I put my response to his response at the end.
From: Paul Graham <email@example.com>
Subject: Re: What is a lightweight language
What you need continuations for is to make web pages that
behave like subroutines of other web pages, e.g. a color-picker
page that can "return a value" to a page that "calls" it.
This is so far removed from the cgi script model of web
sessions that people tend not to even think of it, but it is
doable and can be a huge win in apps.
We did this in Viaweb (see http://www.paulgraham.com/lwba.html
for details) and I'm writing a library of utilities for doing
it right now for Arc.
As in many uses of continuations, you don't actually need
call/cc-- you can fake continuations using carefully constructed
closures-- but having call/cc makes it cleaner and easier.
--- firstname.lastname@example.org wrote:
> Shriram Krishnamurthi <email@example.com> writes:
> > We're fixing that. Dorai Sitaram's "Teach Yourself Scheme in
> > Days" is the opening salvo; I like to think "How to Use Scheme"

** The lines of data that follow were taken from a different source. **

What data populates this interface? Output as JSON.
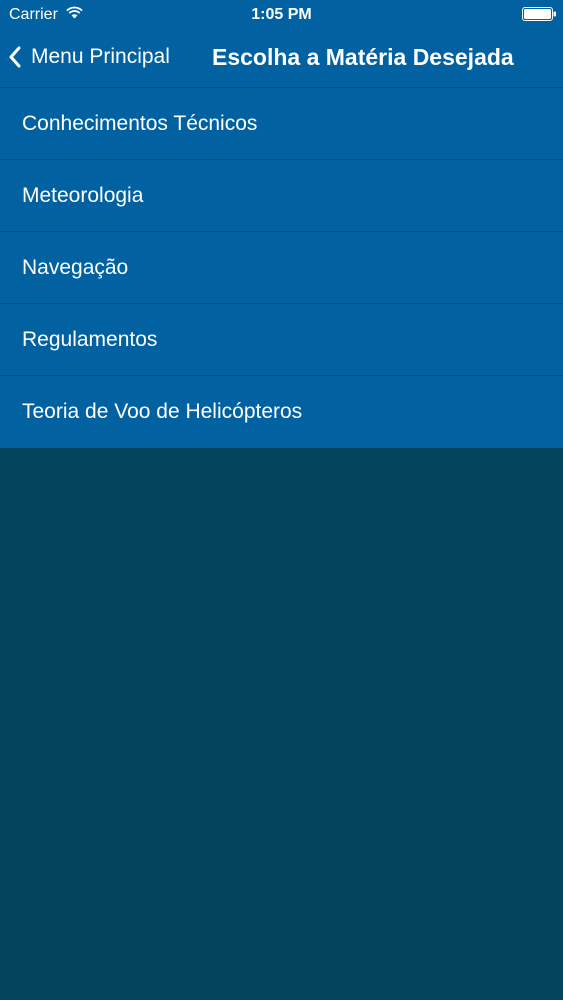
{
  "status_bar": {
    "carrier": "Carrier",
    "time": "1:05 PM",
    "wifi_icon": "wifi-icon",
    "battery_icon": "battery-icon"
  },
  "nav_bar": {
    "back_label": "Menu Principal",
    "back_icon": "chevron-left-icon",
    "title": "Escolha a Matéria Desejada"
  },
  "subjects": [
    {
      "label": "Conhecimentos Técnicos"
    },
    {
      "label": "Meteorologia"
    },
    {
      "label": "Navegação"
    },
    {
      "label": "Regulamentos"
    },
    {
      "label": "Teoria de Voo de Helicópteros"
    }
  ],
  "colors": {
    "header_background": "#0261a0",
    "row_separator": "#024e7f",
    "page_background": "#02445a",
    "text": "#ffffff"
  }
}
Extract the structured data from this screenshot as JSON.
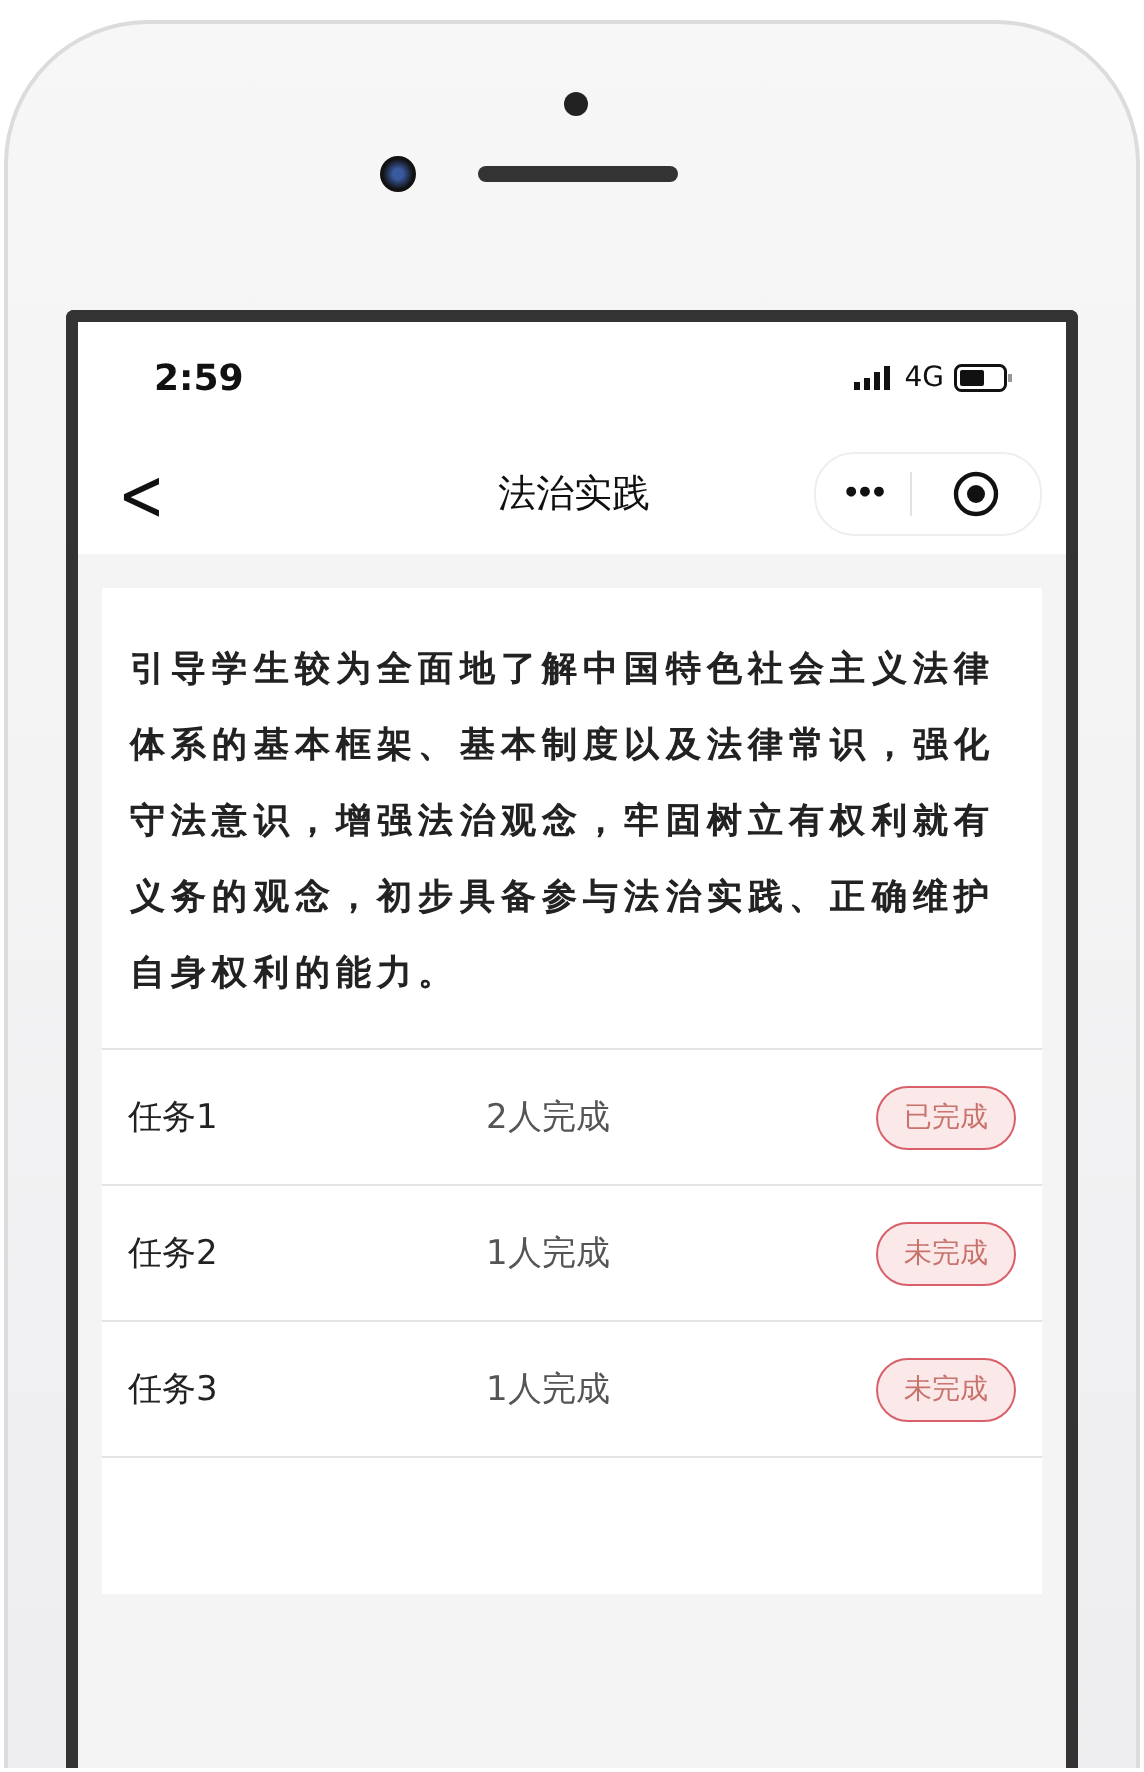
{
  "status_bar": {
    "time": "2:59",
    "network": "4G"
  },
  "nav": {
    "back": "<",
    "title": "法治实践",
    "more": "•••"
  },
  "intro": "引导学生较为全面地了解中国特色社会主义法律体系的基本框架、基本制度以及法律常识，强化守法意识，增强法治观念，牢固树立有权利就有义务的观念，初步具备参与法治实践、正确维护自身权利的能力。",
  "tasks": [
    {
      "name": "任务1",
      "count": "2人完成",
      "status": "已完成"
    },
    {
      "name": "任务2",
      "count": "1人完成",
      "status": "未完成"
    },
    {
      "name": "任务3",
      "count": "1人完成",
      "status": "未完成"
    }
  ]
}
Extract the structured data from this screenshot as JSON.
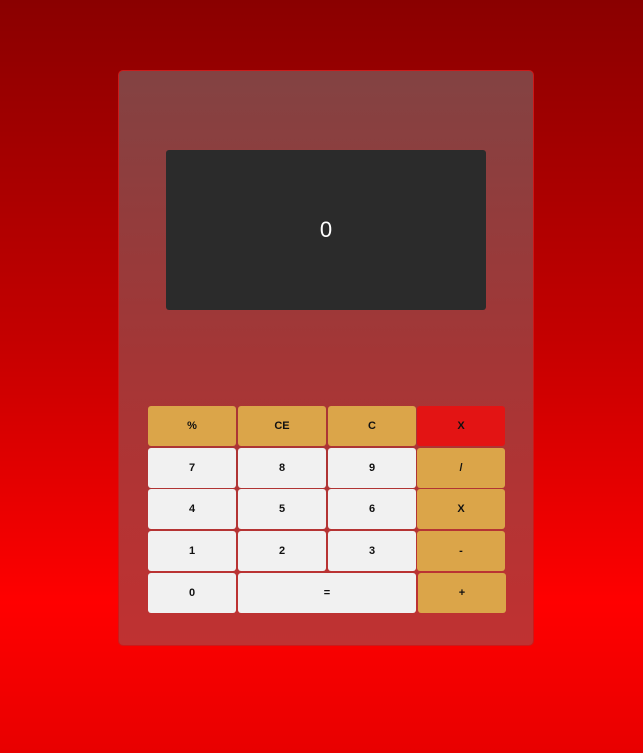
{
  "display": {
    "value": "0"
  },
  "keys": {
    "row1": [
      {
        "label": "%",
        "kind": "op"
      },
      {
        "label": "CE",
        "kind": "op"
      },
      {
        "label": "C",
        "kind": "op"
      },
      {
        "label": "X",
        "kind": "del"
      }
    ],
    "row2": [
      {
        "label": "7",
        "kind": "num"
      },
      {
        "label": "8",
        "kind": "num"
      },
      {
        "label": "9",
        "kind": "num"
      },
      {
        "label": "/",
        "kind": "op"
      }
    ],
    "row3": [
      {
        "label": "4",
        "kind": "num"
      },
      {
        "label": "5",
        "kind": "num"
      },
      {
        "label": "6",
        "kind": "num"
      },
      {
        "label": "X",
        "kind": "op"
      }
    ],
    "row4": [
      {
        "label": "1",
        "kind": "num"
      },
      {
        "label": "2",
        "kind": "num"
      },
      {
        "label": "3",
        "kind": "num"
      },
      {
        "label": "-",
        "kind": "op"
      }
    ],
    "row5": [
      {
        "label": "0",
        "kind": "num"
      },
      {
        "label": "=",
        "kind": "num"
      },
      {
        "label": "+",
        "kind": "op"
      }
    ]
  },
  "colors": {
    "number_key": "#f1f1f1",
    "operator_key": "#dba549",
    "delete_key": "#e31414",
    "display_bg": "#2b2b2b"
  }
}
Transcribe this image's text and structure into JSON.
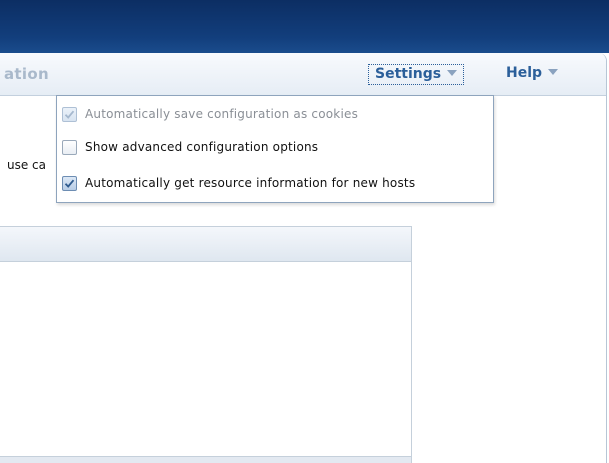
{
  "header": {
    "title_partial": "ation"
  },
  "menus": {
    "settings_label": "Settings",
    "help_label": "Help"
  },
  "body": {
    "partial_text": "use ca"
  },
  "settings_dropdown": {
    "items": [
      {
        "label": "Automatically save configuration as cookies",
        "checked": true,
        "disabled": true
      },
      {
        "label": "Show advanced configuration options",
        "checked": false,
        "disabled": false
      },
      {
        "label": "Automatically get resource information for new hosts",
        "checked": true,
        "disabled": false
      }
    ]
  },
  "colors": {
    "banner": "#123e7c",
    "menu_text": "#2b5f9a",
    "header_title": "#a9b9cb"
  }
}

> > be the main artillery. It talks about problems and describes their
> > solutions. One of these problems will be building interactive Web
> > services. And its solution will be to use the primitive
> > which sends a Web page, suspends the computation, and resumes it
> > resume automatically when the user responds like nothing happened
> > between. And the fact that SEND/SUSPEND is a fancy name for
> > CALL-WITH-CURRENT-CONTINUATION ... well, nobody needs ever know
> I'm curious about this. I was implementing a web server in Scheme
> years ago (writing web servers must be an initiation rite) and I came
> to the conclusion that call-with-current-continuation was not the
> for the job, but that LAMBDA was.
> A web page could be considered a data structure with embedded lambda
> expressions in it. The lambda expression is a link or a form.
> Clicking on a link causes a remote procedure call, the result of
> is another web page (or other mime object). A plain old link would
> a lambda expression with no arguments while a form would be a lambda
> expression with arguments. The `session state' would be the lexical
> environment. Ideally, the web page writer could just plop a lambda
> expression down in the source, and the web server would figure out
> to capture the lexical environment and reify in such a way that it
> could be sent over the net (via a cookie, encoded in the url, or
> somesuch). The web server would also figure out the correct
> `presentation' of the generated closure: as a hyperlink or form (or
> It doesn't seem to me that you need continuations for this problem.
Here is my response to his response:
I see how cwcc could be used for `subroutines', but I probably would
have used CPS (fake it with closures) instead.